Within the last fifteen years, nine multilateral development banks (MDBs) have established internal accountability offices (IAOs). These IAOs, the most well-known of which is the World Bank Inspection Panel, allow communities within borrowing states to bring complaints against MDBs if loan programs cause them harm and violate MDB policies. The IAOs have been touted as effective fire-alarm mechanisms and remedies to the democratic deficit problem; they have also been criticized as broadly ineffective and toothless. What explains the variation in IAO impact and efficacy? I argue that borrowing states significantly constrain the impact of MDB IAOs and that borrowing state influence varies depending on regime type. Democratic borrowing states will be more willing to absorb the potential costs associated with MDB IAOs—including program changes and possible program termination—than will autocratic states. The argument is supported with quantitative evidence from a new dataset of all complaints filed through 2015.

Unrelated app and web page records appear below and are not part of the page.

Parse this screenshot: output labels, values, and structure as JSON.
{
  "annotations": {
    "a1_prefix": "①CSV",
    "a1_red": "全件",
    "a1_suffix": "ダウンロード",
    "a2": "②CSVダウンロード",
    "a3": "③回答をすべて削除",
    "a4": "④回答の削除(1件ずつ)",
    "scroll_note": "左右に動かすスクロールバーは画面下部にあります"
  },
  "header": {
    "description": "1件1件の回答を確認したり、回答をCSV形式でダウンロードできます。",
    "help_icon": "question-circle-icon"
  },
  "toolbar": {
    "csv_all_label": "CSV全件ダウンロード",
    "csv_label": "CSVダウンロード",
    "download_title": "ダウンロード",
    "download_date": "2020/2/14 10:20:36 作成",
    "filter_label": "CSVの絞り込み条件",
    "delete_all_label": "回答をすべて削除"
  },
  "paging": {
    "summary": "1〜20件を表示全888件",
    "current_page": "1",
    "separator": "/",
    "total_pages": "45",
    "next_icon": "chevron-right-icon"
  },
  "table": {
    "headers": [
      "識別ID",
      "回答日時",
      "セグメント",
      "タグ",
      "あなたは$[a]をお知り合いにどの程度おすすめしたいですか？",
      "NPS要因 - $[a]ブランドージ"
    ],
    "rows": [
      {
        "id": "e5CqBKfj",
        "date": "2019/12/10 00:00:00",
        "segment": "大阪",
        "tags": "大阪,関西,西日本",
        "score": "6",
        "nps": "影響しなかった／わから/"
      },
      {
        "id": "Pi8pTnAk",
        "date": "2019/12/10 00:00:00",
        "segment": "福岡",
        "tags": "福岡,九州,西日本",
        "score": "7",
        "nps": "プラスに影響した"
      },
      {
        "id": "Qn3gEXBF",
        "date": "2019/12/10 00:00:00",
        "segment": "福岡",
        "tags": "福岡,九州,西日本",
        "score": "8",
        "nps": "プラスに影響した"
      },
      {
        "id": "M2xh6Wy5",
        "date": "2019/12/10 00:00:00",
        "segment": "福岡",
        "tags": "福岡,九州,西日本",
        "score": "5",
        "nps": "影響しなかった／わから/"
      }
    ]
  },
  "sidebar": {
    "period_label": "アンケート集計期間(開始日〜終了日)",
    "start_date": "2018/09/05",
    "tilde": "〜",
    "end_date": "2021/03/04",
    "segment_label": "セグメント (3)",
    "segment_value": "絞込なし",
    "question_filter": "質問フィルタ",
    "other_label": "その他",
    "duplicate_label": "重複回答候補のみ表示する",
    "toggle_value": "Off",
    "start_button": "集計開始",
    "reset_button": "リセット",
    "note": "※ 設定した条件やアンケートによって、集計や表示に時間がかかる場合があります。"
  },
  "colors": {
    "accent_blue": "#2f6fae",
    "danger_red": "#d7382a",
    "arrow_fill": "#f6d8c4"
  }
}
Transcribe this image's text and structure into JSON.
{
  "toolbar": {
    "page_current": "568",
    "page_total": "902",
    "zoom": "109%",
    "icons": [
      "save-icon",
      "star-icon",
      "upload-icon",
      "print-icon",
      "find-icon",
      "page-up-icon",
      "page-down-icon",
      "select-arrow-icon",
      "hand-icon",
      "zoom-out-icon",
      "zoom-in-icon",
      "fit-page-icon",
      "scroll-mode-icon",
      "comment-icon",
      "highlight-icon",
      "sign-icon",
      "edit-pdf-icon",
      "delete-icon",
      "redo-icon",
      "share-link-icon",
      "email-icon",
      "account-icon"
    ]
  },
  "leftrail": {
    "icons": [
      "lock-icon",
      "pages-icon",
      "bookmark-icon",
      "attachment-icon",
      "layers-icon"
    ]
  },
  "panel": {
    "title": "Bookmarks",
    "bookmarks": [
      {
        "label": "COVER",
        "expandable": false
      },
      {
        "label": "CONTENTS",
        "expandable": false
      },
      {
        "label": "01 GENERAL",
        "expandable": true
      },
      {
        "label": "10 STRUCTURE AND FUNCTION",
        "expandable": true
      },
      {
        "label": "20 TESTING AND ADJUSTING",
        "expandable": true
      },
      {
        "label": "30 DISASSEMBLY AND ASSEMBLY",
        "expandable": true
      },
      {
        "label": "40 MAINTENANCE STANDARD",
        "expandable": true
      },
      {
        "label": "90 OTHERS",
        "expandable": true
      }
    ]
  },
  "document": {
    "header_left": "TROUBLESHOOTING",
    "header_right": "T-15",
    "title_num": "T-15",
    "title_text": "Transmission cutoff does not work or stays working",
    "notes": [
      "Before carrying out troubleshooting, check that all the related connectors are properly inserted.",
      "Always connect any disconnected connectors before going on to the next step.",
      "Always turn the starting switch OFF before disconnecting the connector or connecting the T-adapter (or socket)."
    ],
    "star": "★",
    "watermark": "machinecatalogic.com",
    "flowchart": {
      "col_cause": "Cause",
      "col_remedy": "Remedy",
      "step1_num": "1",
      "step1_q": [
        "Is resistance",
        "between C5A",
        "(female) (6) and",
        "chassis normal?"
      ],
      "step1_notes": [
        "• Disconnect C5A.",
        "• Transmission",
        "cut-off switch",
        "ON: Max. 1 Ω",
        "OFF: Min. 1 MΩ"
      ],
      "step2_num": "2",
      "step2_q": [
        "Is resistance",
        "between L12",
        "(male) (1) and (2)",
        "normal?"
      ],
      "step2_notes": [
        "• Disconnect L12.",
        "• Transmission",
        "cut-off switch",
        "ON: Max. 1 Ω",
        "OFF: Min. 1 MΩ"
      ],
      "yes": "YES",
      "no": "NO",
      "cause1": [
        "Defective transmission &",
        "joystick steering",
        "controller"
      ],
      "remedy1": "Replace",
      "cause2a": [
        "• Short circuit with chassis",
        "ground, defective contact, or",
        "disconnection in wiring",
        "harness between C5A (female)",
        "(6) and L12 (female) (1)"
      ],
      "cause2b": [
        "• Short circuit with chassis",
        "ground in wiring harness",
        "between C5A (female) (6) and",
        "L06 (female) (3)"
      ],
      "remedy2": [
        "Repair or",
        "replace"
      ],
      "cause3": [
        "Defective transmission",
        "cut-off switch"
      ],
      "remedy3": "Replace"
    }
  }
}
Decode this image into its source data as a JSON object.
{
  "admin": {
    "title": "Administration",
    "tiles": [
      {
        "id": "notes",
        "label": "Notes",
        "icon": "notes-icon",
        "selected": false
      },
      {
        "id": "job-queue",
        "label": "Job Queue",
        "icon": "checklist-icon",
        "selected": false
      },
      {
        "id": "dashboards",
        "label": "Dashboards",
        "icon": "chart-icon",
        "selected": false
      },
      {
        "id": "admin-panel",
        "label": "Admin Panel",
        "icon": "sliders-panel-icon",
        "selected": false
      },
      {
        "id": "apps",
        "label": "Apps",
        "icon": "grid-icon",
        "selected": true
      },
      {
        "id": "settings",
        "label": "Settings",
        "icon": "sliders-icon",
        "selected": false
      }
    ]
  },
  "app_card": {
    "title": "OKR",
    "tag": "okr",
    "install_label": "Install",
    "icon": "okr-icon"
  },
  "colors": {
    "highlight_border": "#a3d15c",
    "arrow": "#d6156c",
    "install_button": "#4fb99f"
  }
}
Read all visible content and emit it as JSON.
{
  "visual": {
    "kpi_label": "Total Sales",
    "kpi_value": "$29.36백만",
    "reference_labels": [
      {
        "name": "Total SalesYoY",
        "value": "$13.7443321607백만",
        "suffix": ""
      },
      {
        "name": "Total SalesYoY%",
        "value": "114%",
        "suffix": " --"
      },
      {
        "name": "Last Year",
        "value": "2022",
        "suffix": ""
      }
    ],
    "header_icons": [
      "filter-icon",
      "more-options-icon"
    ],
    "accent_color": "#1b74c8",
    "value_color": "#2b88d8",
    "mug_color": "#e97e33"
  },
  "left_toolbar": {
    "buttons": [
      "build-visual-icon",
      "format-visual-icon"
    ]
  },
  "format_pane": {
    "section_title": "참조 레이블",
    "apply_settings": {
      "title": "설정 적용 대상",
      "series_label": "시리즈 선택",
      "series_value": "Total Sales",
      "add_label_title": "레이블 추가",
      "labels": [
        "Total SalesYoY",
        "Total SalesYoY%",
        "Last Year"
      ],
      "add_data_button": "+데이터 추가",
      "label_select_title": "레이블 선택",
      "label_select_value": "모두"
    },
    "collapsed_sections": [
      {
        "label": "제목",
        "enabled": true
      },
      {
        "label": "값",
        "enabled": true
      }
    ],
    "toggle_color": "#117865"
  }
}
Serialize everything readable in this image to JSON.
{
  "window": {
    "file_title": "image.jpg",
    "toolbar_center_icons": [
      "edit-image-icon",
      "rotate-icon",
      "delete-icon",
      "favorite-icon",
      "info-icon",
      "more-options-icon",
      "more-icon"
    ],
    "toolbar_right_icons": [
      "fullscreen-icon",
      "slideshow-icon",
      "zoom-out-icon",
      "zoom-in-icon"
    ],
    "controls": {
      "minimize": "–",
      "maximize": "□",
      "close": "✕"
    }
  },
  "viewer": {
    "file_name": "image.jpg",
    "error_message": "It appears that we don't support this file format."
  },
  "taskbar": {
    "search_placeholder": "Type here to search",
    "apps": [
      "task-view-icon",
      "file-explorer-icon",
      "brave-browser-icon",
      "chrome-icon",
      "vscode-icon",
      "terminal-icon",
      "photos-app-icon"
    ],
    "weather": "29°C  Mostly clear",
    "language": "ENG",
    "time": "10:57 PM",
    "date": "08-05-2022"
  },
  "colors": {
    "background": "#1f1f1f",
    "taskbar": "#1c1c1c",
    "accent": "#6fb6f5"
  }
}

Erica Gould is the Director of the International Relations Honors Program at Stanford University. She teaches courses on honors thesis writing, international political economy and international organizations. She has taught previously at the University of Virginia and Johns Hopkins University. Dr. Gould’s research has centered mainly around the question of how international organizations are controlled. She is currently working on a project concerning international organizational decision-making rules and also one on the accountability mechanisms associated with international organizations. Her publications include Money Talks: The International Monetary Fund, Conditionality and Supplementary Financiers (Stanford University Press, 2006), as well as articles in academic journals and several edited volumes. In addition to her research and teaching, Dr. Gould serves on the Board of Accountability Council, an international NGO based in San Francisco. She received her PhD in Political Science from Stanford University and her BA from Cornell University.